═════ Input material

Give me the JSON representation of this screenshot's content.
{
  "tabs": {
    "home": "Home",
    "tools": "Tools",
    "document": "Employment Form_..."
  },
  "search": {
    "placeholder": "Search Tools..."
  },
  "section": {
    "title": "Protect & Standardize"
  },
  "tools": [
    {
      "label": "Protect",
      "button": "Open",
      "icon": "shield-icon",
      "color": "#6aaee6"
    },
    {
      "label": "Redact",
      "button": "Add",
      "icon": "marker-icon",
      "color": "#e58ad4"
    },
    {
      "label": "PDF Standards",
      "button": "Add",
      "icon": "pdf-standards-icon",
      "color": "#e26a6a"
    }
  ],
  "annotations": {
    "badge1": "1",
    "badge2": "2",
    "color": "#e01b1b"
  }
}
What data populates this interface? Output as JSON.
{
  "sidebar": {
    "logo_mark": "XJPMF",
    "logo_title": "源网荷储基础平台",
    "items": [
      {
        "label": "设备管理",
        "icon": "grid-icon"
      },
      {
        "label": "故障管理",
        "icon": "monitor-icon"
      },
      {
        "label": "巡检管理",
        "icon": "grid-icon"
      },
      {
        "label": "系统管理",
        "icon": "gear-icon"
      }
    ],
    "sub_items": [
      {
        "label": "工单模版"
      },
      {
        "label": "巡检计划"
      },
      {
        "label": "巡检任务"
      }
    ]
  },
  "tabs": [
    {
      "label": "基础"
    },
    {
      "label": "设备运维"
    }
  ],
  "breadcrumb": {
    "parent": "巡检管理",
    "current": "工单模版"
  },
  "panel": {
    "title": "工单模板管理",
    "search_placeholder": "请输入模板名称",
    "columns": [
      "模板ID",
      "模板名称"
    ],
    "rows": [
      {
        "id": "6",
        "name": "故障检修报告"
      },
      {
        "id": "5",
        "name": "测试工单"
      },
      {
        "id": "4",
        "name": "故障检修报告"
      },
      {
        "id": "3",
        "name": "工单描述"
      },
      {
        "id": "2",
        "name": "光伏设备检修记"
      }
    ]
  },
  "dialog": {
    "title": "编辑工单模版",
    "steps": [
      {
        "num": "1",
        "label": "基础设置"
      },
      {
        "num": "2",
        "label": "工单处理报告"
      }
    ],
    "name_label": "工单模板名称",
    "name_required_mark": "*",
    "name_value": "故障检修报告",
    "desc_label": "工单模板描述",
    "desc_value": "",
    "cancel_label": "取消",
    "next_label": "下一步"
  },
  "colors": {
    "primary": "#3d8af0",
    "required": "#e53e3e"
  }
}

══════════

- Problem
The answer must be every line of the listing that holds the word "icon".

- Written reply
      "icon": "shield-icon",
      "icon": "marker-icon",
      "icon": "pdf-standards-icon",
        "icon": "grid-icon"
        "icon": "monitor-icon"
        "icon": "grid-icon"
        "icon": "gear-icon"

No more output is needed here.